Implementing total cost measurement begins with the cost driver approach. Cost drivers are the root causes of a cost, or the things that drive the cost. Recognizing the factors behind the costs will provide you with more accurate and relevant information, as well as encourage further efforts to lower or eliminate manufacturing costs.
Identifying the major cost drivers and measuring the costs to those drivers is the key to total cost measurement. A compan’’s overhead expenses can give significant insight into cost drivers. Even though the drivers may not be directly linked to the overhead costs, the overhead contains costs related to the most important cost drivers. For costs that are defined as neither direct material nor direct labor, you can start looking at the drivers behind those costs and how they impact the total expenses.
Until the total cost can be quantified, everyone must make decisions with total cost in mind. Linking cost with the behavior and characteristics of products or customers will reveal areas that need cost and investment reduction. Senior management must understand the importance of quantifying total cost, implementing total cost measurements and encouraging every cost decision to be made on the basis of total cost. This will not only reduce manufacturing costs; it will transform your company.

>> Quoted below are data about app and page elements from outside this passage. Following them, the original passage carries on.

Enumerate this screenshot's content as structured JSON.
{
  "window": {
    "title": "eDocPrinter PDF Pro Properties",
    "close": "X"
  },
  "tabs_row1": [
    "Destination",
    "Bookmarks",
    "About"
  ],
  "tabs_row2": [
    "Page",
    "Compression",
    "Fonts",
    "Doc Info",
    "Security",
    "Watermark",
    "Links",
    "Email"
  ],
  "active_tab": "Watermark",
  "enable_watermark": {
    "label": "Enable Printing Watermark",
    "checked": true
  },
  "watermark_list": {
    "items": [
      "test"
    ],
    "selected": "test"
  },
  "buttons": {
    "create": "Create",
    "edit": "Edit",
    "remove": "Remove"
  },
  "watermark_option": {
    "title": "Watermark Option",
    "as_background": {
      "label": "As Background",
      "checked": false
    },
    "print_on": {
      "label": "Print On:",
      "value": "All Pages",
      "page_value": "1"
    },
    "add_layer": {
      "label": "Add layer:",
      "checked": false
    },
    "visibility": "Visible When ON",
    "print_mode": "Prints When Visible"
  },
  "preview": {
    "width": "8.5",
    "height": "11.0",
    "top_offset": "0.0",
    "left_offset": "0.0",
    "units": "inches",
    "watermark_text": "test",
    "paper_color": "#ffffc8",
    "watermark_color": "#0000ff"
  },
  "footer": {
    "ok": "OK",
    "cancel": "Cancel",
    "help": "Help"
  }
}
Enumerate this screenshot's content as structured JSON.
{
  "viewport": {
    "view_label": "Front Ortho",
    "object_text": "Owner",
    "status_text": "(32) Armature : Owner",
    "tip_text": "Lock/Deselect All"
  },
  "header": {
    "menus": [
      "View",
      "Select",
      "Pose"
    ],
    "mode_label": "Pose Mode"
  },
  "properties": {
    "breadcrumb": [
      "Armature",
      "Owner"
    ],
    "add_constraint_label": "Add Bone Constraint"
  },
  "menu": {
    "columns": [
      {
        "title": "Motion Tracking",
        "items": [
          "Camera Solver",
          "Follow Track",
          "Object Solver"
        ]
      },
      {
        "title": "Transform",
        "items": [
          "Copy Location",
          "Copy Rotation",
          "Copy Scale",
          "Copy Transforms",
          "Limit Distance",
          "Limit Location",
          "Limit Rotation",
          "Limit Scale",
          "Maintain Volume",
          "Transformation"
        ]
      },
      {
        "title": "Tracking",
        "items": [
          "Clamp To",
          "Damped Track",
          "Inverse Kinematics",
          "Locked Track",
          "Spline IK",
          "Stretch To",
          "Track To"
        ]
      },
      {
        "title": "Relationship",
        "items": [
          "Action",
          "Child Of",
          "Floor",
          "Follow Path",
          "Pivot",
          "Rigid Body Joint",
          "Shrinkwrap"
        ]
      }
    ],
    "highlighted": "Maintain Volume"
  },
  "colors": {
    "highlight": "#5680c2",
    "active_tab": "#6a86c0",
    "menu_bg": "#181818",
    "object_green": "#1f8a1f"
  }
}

Use the RIGHT Manufacturing System
The most important tool needed in your cost reduction efforts is a way to measure, manage and analyze the data associated with each of these processes. However, choosing the right system to do this can be daunting, so we developed a free guide on how to choose a Manufacturing system. Download your free copy today to see if your current system is a help or a hindrance to reducing your manufacturing costs.